*NOTE: Be sure that you have changed the password to a new value, otherwise the next time you open the spreadsheet Excel will report errors (Unexpected Error), then when you access the list of VBA modules you will now see the names of the source modules but receive another error when trying to open forms/code/etc. To remedy this, go back to the VBA Project Properties and set the password to a new value. Save and re-open the Excel document and you should be good to go!

2017/04/03

Colin Pickard has an excellent answer, but there is one 'watch out' with this. There are instances (I haven't figured out the cause yet) where the total length of the "CMG=........GC=...." entry in the file is different from one excel file to the next. In some cases, this entry will be 137 bytes, and in others it will be 143 bytes. The 137 byte length is the odd one, and if this happens when you create your file with the '1234' password, just create another file, and it should jump to the 143 byte length.

If you try to paste the wrong number of bytes into the file, you will lose your VBA project when you try to open the file with Excel.

EDIT

This is not valid for Excel 2007/2010 files. The standard .xlsx file format is actually a .zip file containing numerous sub-folders with the formatting, layout, content, etc, stored as xml data. For an unprotected Excel 2007 file, you can just change the .xlsx extension to .zip, then open the zip file and look through all the xml data. It's very straightforward.

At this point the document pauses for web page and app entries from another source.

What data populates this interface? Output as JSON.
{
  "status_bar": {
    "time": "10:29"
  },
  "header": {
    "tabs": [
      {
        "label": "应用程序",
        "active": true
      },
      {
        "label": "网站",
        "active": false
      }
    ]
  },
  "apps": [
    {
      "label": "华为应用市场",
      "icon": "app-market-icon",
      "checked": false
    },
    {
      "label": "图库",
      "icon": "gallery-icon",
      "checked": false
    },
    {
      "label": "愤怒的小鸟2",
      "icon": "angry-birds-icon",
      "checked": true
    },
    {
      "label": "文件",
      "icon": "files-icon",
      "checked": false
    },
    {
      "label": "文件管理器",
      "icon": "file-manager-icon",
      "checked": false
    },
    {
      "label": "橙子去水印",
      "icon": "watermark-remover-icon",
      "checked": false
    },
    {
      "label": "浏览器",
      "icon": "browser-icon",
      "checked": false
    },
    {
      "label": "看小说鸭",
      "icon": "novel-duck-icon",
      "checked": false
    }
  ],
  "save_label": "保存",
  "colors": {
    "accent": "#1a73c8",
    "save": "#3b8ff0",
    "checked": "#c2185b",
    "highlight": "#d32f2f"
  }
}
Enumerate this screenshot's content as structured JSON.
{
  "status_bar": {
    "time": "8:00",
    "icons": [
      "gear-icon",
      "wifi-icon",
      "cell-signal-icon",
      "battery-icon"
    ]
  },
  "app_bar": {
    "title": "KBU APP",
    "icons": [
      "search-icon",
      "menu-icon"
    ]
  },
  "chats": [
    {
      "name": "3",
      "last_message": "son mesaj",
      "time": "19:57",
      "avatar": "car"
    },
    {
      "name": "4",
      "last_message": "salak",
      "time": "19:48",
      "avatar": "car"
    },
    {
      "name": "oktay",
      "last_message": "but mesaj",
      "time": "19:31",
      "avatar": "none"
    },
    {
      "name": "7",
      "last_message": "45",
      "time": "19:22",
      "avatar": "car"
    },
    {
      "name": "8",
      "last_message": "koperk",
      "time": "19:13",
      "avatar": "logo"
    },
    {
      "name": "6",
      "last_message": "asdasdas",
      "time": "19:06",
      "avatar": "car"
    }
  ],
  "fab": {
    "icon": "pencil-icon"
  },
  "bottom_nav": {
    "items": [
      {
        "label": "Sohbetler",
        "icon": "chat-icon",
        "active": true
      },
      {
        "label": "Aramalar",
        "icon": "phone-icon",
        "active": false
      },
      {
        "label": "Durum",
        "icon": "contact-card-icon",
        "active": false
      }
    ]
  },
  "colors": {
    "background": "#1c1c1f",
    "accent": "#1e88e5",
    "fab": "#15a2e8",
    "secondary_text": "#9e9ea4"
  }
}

However, when you password protect an Excel 2007 file, the entire .zip (.xlsx) file is actually encrypted using RSA encryption. It is no longer possible to change the extension to .zip and browse the file contents.

2012/02/16

For a .xlsm or .dotm file type you need to do it a slightly different way.

  1. Change the extension of the .xlsm file to .zip.
  2. Open the .zip file (with WinZip or WinRar etc) and go to the xl folder.
  3. Extract the vbaProject.bin file and open it in a Hex Editor (I use HxD, its completely free and lightweight.)
  4. Search for DPB and replace with DPx and save the file.
  5. Replace the old vbaProject.bin file with this new on in the zipped file.
  6. Change the file extension back to .xlsm.
  7. Open workbook skip through the warning messages.
  8. Open up Visual Basic inside Excel.
  9. Go to Tools > VBAProject Properties > Protection Tab.
  10. Put in a new password and save the .xlsm file.
  11. Close and re open and your new password will work.
2018/06/15

Source: https://stackoverflow.com/questions/1026483
Licensed under: CC-BY-SA with attribution
Not affiliated with: Stack Overflow
Email: [email protected]